* **Task to carry out**: Reproduce the data below exactly as written. Pictures do not belong in the copy.

* **Extracted entries**:
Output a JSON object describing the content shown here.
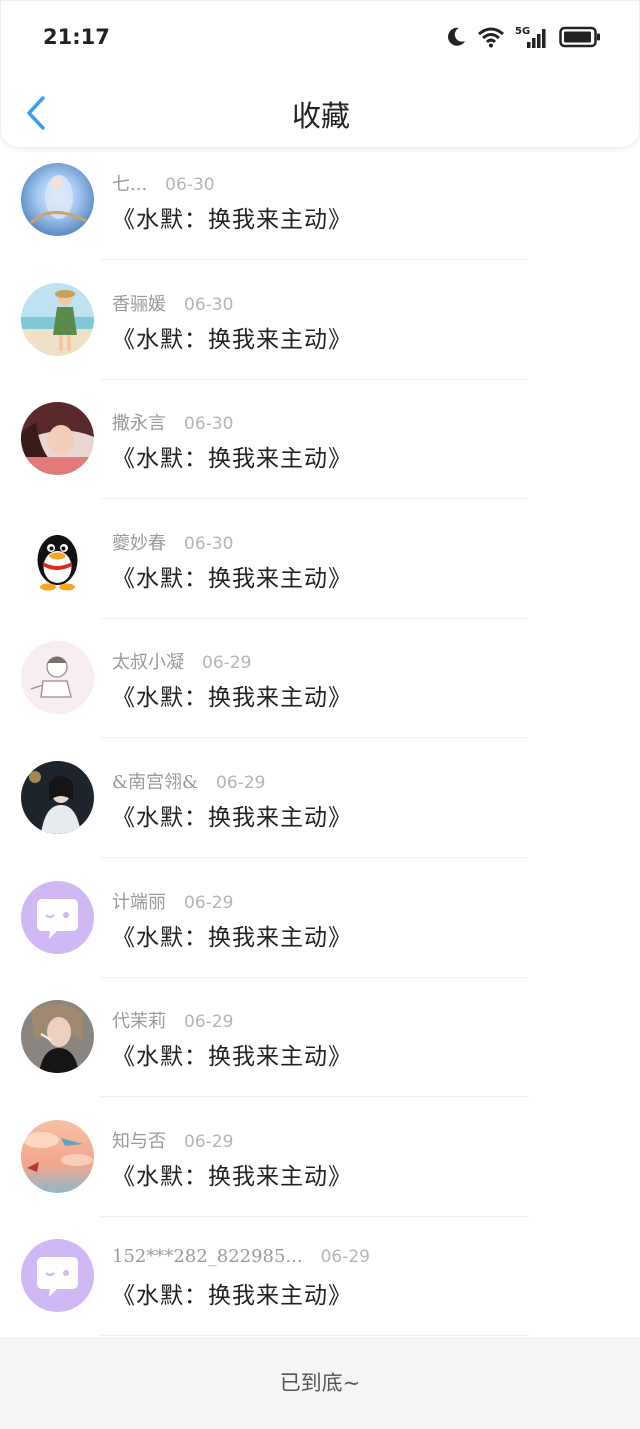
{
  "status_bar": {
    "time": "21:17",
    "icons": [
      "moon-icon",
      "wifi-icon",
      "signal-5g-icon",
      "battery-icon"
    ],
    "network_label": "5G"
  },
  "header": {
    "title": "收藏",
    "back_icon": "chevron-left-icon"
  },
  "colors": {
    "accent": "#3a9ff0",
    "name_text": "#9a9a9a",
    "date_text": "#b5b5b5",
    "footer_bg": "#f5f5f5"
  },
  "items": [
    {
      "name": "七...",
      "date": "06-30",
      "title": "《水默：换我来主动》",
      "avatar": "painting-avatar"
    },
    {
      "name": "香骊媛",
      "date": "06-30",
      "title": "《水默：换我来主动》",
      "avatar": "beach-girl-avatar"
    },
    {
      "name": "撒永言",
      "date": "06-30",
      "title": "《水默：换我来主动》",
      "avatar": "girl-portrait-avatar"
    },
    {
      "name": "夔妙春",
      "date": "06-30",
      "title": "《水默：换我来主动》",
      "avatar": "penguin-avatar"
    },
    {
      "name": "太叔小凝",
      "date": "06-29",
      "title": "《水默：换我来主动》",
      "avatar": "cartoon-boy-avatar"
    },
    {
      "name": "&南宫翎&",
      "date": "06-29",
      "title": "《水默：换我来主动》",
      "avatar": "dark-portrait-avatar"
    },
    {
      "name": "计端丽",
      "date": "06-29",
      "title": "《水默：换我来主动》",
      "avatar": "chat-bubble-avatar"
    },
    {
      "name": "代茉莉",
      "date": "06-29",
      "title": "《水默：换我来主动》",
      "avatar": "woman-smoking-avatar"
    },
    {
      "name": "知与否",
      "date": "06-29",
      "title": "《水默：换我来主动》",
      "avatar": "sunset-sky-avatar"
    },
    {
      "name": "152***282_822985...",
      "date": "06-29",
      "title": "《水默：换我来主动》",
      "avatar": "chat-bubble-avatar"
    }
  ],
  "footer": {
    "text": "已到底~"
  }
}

* **Answer to this problem**:
Output a JSON object describing the content shown here.
{
  "status_bar": {
    "time": "21:17",
    "icons": [
      "moon-icon",
      "wifi-icon",
      "signal-5g-icon",
      "battery-icon"
    ],
    "network_label": "5G"
  },
  "header": {
    "title": "收藏",
    "back_icon": "chevron-left-icon"
  },
  "colors": {
    "accent": "#3a9ff0",
    "name_text": "#9a9a9a",
    "date_text": "#b5b5b5",
    "footer_bg": "#f5f5f5"
  },
  "items": [
    {
      "name": "七...",
      "date": "06-30",
      "title": "《水默：换我来主动》",
      "avatar": "painting-avatar"
    },
    {
      "name": "香骊媛",
      "date": "06-30",
      "title": "《水默：换我来主动》",
      "avatar": "beach-girl-avatar"
    },
    {
      "name": "撒永言",
      "date": "06-30",
      "title": "《水默：换我来主动》",
      "avatar": "girl-portrait-avatar"
    },
    {
      "name": "夔妙春",
      "date": "06-30",
      "title": "《水默：换我来主动》",
      "avatar": "penguin-avatar"
    },
    {
      "name": "太叔小凝",
      "date": "06-29",
      "title": "《水默：换我来主动》",
      "avatar": "cartoon-boy-avatar"
    },
    {
      "name": "&南宫翎&",
      "date": "06-29",
      "title": "《水默：换我来主动》",
      "avatar": "dark-portrait-avatar"
    },
    {
      "name": "计端丽",
      "date": "06-29",
      "title": "《水默：换我来主动》",
      "avatar": "chat-bubble-avatar"
    },
    {
      "name": "代茉莉",
      "date": "06-29",
      "title": "《水默：换我来主动》",
      "avatar": "woman-smoking-avatar"
    },
    {
      "name": "知与否",
      "date": "06-29",
      "title": "《水默：换我来主动》",
      "avatar": "sunset-sky-avatar"
    },
    {
      "name": "152***282_822985...",
      "date": "06-29",
      "title": "《水默：换我来主动》",
      "avatar": "chat-bubble-avatar"
    }
  ],
  "footer": {
    "text": "已到底~"
  }
}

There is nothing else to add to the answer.